Saturday, January 31, 2009


Commercial Cateye Light (£80, 1 watt) and homemade Frankenlight (£5, 20 watts) on my rusty but beloved single speed conversion. Note sophisticated switching mechanism - unplug one of the power leads.

Thursday, January 29, 2009

One small step.

This doesn't have the gravitas of the official version - yet, somehow, I find it more believable ...

Sunday, January 25, 2009


Don't misread me - I wish him well.

Not that my wishes amount to much.


It seems to me that a great many people with the scantest of links to the US are delighted with his ascendancy. It's tempting to think of our breathless wittering as ephemeral and of no consequence. Advertising wonks (who, you will remember, are the minions of the first horseman of the apocalypse) are always listening carefully though - look at this -

Flat pack furniture for freedom.

Saturday, January 17, 2009

Gustard Wood

Another one ...

A bit pixelated - if you can convince YouTube to allow you to copy the original file it's a bit better. will steal a better quality MP4 format file from YouTube for you.

Monday, January 12, 2009


No need to explain what happened here - but it was quite near what was my home. Fortunately the surfer survived.

Sunday, January 11, 2009

My Christmas present.

A wee video camera - not the world's greatest resolution, but rugged enough for mountain bike handlebars. Or helmet if you can bear the ridicule.

I took it on a very cold Saturday morning ride. Drinking water froze quite quickly, camera batteries froze too after the first hour.

Here's a ham-fisted bit of Windows MovieMaker-ism.

Sunday, January 4, 2009

Internet Bird Collection

My bet is that Jill comes back to this blog occasionally. If so - the IBC may be of interest.

Personally, the last bird that was of interest to me was the much sought after Duck Confit. I tried to post a picture on the IBC but the administrator got a bit cross.

Friday, January 2, 2009


This was the most interesting piece of "thinking-a-bit-too-hard" bike design on a web page of such that I stumbled across recently. Click on the pic for a bigger view.

In all the places I blatt about on mountain bikes - I can only think of one where a 2 wheel drive bike might be useful. It's a short steep rutted hill. On a normal bike - if you stay seated your front wheel will come up and you'll fall off; If you stand up then the lesser weighted rear wheel will skitter about, you'll lose speed, and fall off. I can imagine this bike working here.

The transmission to the front wheel appears to be very simple (good), heavy (bad) and I bet there's awful friction losses in those two bevel drives and big fat cable (very bad). Hardly surprisingly the Snowbird fell victim to natural selection.


Velib.

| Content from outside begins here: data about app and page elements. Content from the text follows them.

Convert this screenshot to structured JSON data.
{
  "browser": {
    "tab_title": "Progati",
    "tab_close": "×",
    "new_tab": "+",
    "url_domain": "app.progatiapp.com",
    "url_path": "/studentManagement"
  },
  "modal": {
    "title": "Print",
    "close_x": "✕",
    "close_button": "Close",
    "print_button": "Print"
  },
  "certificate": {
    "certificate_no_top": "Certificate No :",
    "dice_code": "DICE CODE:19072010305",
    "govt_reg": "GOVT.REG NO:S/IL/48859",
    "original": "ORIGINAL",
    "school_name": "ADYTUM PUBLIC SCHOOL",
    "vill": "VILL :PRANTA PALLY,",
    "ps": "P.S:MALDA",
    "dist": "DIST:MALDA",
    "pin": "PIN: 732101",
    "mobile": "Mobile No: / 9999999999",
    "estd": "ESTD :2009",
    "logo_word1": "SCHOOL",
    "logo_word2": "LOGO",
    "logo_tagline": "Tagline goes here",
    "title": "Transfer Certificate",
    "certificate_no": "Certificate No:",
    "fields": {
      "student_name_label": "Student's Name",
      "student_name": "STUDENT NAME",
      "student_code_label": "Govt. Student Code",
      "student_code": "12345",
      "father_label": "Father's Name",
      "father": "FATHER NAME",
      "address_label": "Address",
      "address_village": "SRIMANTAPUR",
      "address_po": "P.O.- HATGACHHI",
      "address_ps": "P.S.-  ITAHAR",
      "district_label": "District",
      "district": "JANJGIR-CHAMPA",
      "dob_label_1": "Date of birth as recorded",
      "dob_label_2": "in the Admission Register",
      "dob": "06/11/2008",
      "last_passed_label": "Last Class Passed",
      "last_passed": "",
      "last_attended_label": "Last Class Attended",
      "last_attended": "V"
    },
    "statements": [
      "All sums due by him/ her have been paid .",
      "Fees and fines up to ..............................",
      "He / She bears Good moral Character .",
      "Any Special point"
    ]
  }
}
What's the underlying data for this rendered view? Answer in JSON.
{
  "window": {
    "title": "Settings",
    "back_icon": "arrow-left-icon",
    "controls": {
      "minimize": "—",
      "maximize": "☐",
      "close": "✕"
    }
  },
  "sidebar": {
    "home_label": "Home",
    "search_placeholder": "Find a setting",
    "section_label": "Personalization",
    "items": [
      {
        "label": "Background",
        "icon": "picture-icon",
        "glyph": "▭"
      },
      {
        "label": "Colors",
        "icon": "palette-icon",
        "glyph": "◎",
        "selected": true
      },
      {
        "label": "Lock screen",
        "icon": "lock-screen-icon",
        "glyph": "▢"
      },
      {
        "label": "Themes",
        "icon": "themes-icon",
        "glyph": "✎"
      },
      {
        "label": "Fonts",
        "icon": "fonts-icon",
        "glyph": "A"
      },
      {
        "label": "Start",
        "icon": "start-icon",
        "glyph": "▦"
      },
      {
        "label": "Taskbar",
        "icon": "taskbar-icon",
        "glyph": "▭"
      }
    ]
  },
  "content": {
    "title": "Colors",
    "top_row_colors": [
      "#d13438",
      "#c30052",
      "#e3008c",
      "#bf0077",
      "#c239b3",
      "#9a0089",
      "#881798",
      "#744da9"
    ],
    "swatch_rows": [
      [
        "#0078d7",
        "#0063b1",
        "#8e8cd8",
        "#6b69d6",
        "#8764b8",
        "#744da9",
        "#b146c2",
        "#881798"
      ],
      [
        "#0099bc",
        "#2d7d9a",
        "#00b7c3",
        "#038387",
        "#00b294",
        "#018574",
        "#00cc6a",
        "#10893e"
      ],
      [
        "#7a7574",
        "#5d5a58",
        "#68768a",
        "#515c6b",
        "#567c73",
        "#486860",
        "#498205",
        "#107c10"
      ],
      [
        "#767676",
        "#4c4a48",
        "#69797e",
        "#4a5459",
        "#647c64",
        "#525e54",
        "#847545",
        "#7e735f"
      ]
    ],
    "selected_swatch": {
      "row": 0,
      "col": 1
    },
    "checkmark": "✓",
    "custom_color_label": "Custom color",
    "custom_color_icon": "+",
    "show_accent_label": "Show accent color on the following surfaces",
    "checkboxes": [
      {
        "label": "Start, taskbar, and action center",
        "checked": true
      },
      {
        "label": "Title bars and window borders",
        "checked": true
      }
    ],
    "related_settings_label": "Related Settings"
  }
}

A-mazing.

It has grown since I was last in Paris. I had read of it, but was unaware of the gob smacking saturation of the scheme.

Salient points:

- 20,000 bikes, 20 frigging thousand
- a station every 300m, every 3 etc
- after a paltry subscription it is free provided you change bikes every 30 mins
- beautifully thought out bikes, just perfect
- two biggest problems anticipated and dealt with:
= bikes gravitate to the end of popular routes (like the bottom of Montmartre, you need some horse to ride one up the hill), so they are continually redistributed
= return points are hard to find in popular stations - a full station will give you an extension of free time and tell you where there are more stations nearby

The wikipedia page has a pic of a user apparently faffing about with a flat tyre. For goodness sake - put it back in a rack and take another - lying unrented it will call for help and the mechanics will soon attend to it. Rather brilliantly the user community have come up with a convention whereby a seat turned backwards indicates a bike with a problem. So matey might consider doing that as well.

Thursday, January 1, 2009


Our car SatNav has a useful trick whereby you press the wee car shown on its screen - and it remembers the current location, saving it as a favourite - allowing you to be led back there later.

On exiting a cross channel ferry we used this trick - with the intention that we'd ask to be led back to the ferry later, principally so we could be led out of the morass of Paris, exiting the diabolical Periphique in the right direction.

This all worked well, but afterward, beetling homeward along the PĂ©age, I noticed that the predicted arrival time at Calais was way too late to catch the ferry. This didn't particularly bother me as I knew the prediction was wrong.

A bit of faffing about with the SatNav's maps revealed why - it was smart enough to know that the ferry exit ramp we'd recorded is a one way lane - and that the only way to get back to that exact point is to take a ferry back to Dover, turn around and get straight back on another ferry to Calais.

Cleverness verging on the ridiculous.